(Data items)
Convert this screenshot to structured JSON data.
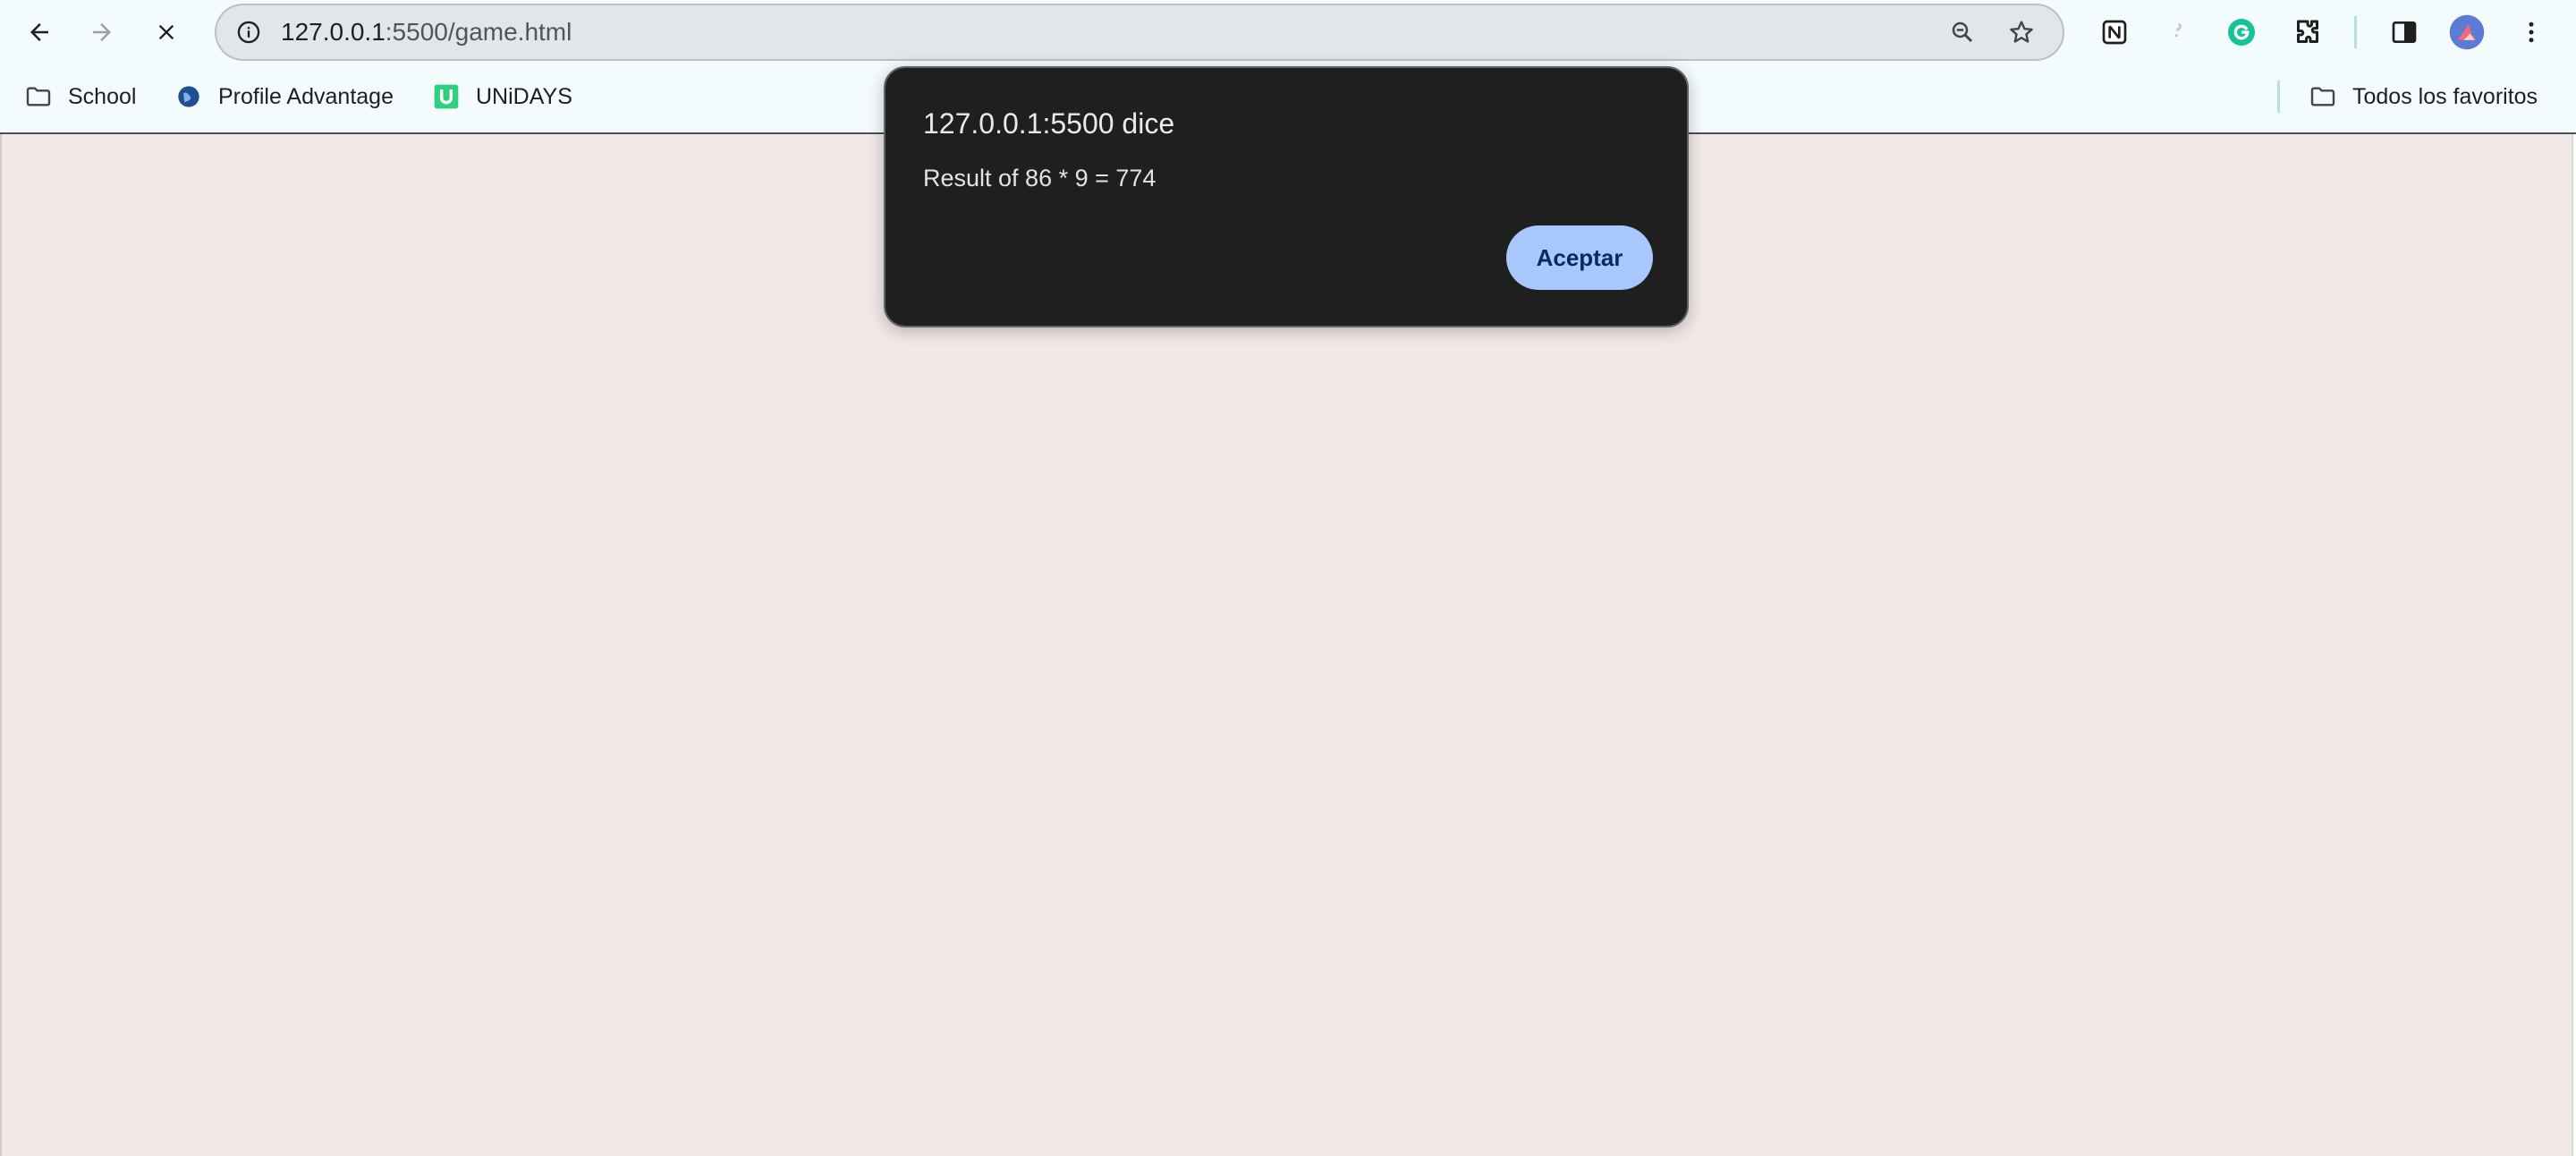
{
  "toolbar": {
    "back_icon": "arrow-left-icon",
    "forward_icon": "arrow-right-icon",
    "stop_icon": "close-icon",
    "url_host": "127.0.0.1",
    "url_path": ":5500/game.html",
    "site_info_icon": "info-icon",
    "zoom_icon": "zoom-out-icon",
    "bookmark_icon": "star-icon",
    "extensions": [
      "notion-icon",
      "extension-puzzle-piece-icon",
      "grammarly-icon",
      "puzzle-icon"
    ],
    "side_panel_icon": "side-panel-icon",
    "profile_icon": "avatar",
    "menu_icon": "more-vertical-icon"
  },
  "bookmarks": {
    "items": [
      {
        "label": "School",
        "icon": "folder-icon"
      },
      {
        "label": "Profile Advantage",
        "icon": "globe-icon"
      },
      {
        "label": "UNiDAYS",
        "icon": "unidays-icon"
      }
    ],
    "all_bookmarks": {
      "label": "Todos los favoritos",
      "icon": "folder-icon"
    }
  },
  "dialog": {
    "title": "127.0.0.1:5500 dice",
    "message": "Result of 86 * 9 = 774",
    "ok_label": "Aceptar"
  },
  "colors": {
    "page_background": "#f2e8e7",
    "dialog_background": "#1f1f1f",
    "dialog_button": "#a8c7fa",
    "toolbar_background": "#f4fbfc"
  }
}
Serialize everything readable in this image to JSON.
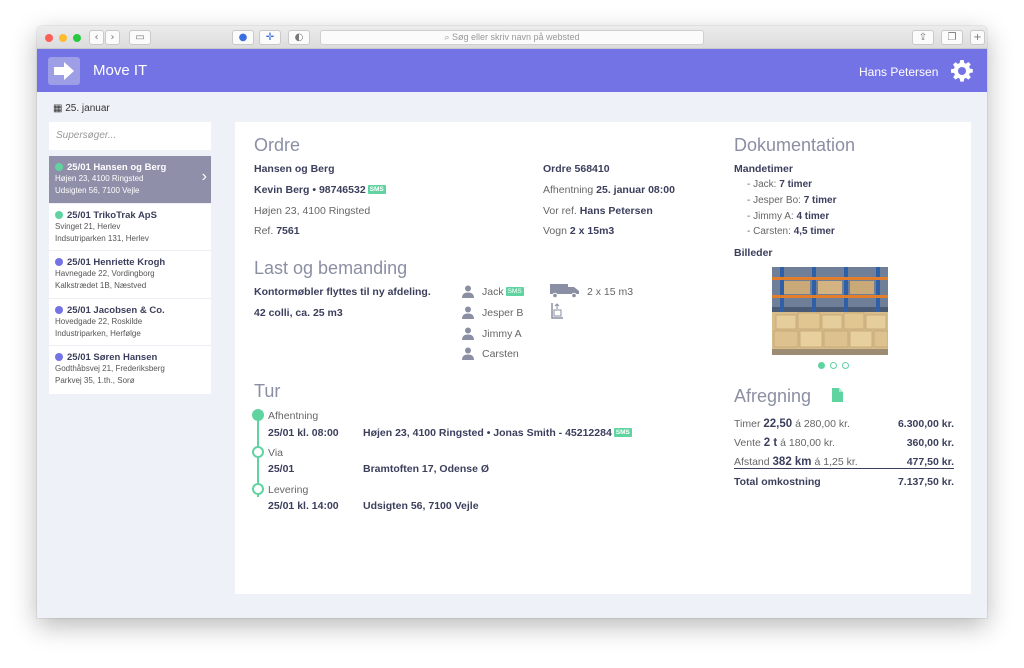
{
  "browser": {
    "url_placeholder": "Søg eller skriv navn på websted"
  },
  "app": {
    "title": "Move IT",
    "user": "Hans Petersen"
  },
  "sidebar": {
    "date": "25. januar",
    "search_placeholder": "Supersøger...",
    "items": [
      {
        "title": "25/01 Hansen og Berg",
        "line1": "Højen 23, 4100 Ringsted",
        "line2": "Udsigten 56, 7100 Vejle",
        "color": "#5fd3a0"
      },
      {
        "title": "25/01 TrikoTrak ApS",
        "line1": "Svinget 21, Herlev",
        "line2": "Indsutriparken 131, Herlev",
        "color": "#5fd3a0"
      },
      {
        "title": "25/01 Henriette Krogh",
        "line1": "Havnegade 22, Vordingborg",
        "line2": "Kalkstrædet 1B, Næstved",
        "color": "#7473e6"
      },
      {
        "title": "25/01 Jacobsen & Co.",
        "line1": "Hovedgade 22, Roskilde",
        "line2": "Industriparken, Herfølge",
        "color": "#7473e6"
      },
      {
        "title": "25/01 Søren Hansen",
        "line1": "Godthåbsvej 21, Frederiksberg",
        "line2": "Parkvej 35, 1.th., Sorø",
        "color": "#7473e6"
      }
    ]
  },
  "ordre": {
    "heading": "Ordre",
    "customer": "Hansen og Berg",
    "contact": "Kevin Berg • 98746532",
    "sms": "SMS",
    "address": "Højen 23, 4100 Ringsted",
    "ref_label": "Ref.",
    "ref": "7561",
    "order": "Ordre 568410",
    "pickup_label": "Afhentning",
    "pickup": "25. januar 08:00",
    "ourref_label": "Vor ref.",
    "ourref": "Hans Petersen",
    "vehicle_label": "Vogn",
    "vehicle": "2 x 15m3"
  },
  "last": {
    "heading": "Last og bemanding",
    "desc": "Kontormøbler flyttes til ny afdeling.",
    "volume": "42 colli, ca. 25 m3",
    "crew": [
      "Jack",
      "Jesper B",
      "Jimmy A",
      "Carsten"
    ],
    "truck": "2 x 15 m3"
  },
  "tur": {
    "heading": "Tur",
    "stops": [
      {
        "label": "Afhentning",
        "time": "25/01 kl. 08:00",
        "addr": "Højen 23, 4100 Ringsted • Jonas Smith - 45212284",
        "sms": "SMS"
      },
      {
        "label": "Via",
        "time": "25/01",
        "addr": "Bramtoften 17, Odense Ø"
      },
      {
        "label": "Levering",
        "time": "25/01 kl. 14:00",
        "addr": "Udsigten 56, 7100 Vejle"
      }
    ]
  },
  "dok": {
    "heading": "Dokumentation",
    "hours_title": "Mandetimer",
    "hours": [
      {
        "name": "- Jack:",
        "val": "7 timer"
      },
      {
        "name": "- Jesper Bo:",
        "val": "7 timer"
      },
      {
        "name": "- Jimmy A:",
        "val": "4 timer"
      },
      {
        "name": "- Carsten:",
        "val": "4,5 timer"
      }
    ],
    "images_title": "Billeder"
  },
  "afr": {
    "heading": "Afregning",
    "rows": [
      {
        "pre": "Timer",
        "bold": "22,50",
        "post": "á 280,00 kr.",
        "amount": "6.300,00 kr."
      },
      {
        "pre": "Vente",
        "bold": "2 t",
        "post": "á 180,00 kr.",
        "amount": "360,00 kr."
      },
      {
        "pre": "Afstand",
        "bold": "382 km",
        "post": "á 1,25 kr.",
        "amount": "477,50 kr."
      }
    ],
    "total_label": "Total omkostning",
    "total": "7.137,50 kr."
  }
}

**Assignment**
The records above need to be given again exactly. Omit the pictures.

**Solution**
Convert this screenshot to structured JSON data.
{
  "toolbar": {
    "back_icon": "arrow-left-icon",
    "forward_icon": "arrow-right-icon",
    "stop_icon": "close-icon",
    "url_host": "127.0.0.1",
    "url_path": ":5500/game.html",
    "site_info_icon": "info-icon",
    "zoom_icon": "zoom-out-icon",
    "bookmark_icon": "star-icon",
    "extensions": [
      "notion-icon",
      "extension-puzzle-piece-icon",
      "grammarly-icon",
      "puzzle-icon"
    ],
    "side_panel_icon": "side-panel-icon",
    "profile_icon": "avatar",
    "menu_icon": "more-vertical-icon"
  },
  "bookmarks": {
    "items": [
      {
        "label": "School",
        "icon": "folder-icon"
      },
      {
        "label": "Profile Advantage",
        "icon": "globe-icon"
      },
      {
        "label": "UNiDAYS",
        "icon": "unidays-icon"
      }
    ],
    "all_bookmarks": {
      "label": "Todos los favoritos",
      "icon": "folder-icon"
    }
  },
  "dialog": {
    "title": "127.0.0.1:5500 dice",
    "message": "Result of 86 * 9 = 774",
    "ok_label": "Aceptar"
  },
  "colors": {
    "page_background": "#f2e8e7",
    "dialog_background": "#1f1f1f",
    "dialog_button": "#a8c7fa",
    "toolbar_background": "#f4fbfc"
  }
}
Serialize everything readable in this image to JSON.
{
  "browser": {
    "url_placeholder": "Søg eller skriv navn på websted"
  },
  "app": {
    "title": "Move IT",
    "user": "Hans Petersen"
  },
  "sidebar": {
    "date": "25. januar",
    "search_placeholder": "Supersøger...",
    "items": [
      {
        "title": "25/01 Hansen og Berg",
        "line1": "Højen 23, 4100 Ringsted",
        "line2": "Udsigten 56, 7100 Vejle",
        "color": "#5fd3a0"
      },
      {
        "title": "25/01 TrikoTrak ApS",
        "line1": "Svinget 21, Herlev",
        "line2": "Indsutriparken 131, Herlev",
        "color": "#5fd3a0"
      },
      {
        "title": "25/01 Henriette Krogh",
        "line1": "Havnegade 22, Vordingborg",
        "line2": "Kalkstrædet 1B, Næstved",
        "color": "#7473e6"
      },
      {
        "title": "25/01 Jacobsen & Co.",
        "line1": "Hovedgade 22, Roskilde",
        "line2": "Industriparken, Herfølge",
        "color": "#7473e6"
      },
      {
        "title": "25/01 Søren Hansen",
        "line1": "Godthåbsvej 21, Frederiksberg",
        "line2": "Parkvej 35, 1.th., Sorø",
        "color": "#7473e6"
      }
    ]
  },
  "ordre": {
    "heading": "Ordre",
    "customer": "Hansen og Berg",
    "contact": "Kevin Berg • 98746532",
    "sms": "SMS",
    "address": "Højen 23, 4100 Ringsted",
    "ref_label": "Ref.",
    "ref": "7561",
    "order": "Ordre 568410",
    "pickup_label": "Afhentning",
    "pickup": "25. januar 08:00",
    "ourref_label": "Vor ref.",
    "ourref": "Hans Petersen",
    "vehicle_label": "Vogn",
    "vehicle": "2 x 15m3"
  },
  "last": {
    "heading": "Last og bemanding",
    "desc": "Kontormøbler flyttes til ny afdeling.",
    "volume": "42 colli, ca. 25 m3",
    "crew": [
      "Jack",
      "Jesper B",
      "Jimmy A",
      "Carsten"
    ],
    "truck": "2 x 15 m3"
  },
  "tur": {
    "heading": "Tur",
    "stops": [
      {
        "label": "Afhentning",
        "time": "25/01 kl. 08:00",
        "addr": "Højen 23, 4100 Ringsted • Jonas Smith - 45212284",
        "sms": "SMS"
      },
      {
        "label": "Via",
        "time": "25/01",
        "addr": "Bramtoften 17, Odense Ø"
      },
      {
        "label": "Levering",
        "time": "25/01 kl. 14:00",
        "addr": "Udsigten 56, 7100 Vejle"
      }
    ]
  },
  "dok": {
    "heading": "Dokumentation",
    "hours_title": "Mandetimer",
    "hours": [
      {
        "name": "- Jack:",
        "val": "7 timer"
      },
      {
        "name": "- Jesper Bo:",
        "val": "7 timer"
      },
      {
        "name": "- Jimmy A:",
        "val": "4 timer"
      },
      {
        "name": "- Carsten:",
        "val": "4,5 timer"
      }
    ],
    "images_title": "Billeder"
  },
  "afr": {
    "heading": "Afregning",
    "rows": [
      {
        "pre": "Timer",
        "bold": "22,50",
        "post": "á 280,00 kr.",
        "amount": "6.300,00 kr."
      },
      {
        "pre": "Vente",
        "bold": "2 t",
        "post": "á 180,00 kr.",
        "amount": "360,00 kr."
      },
      {
        "pre": "Afstand",
        "bold": "382 km",
        "post": "á 1,25 kr.",
        "amount": "477,50 kr."
      }
    ],
    "total_label": "Total omkostning",
    "total": "7.137,50 kr."
  }
}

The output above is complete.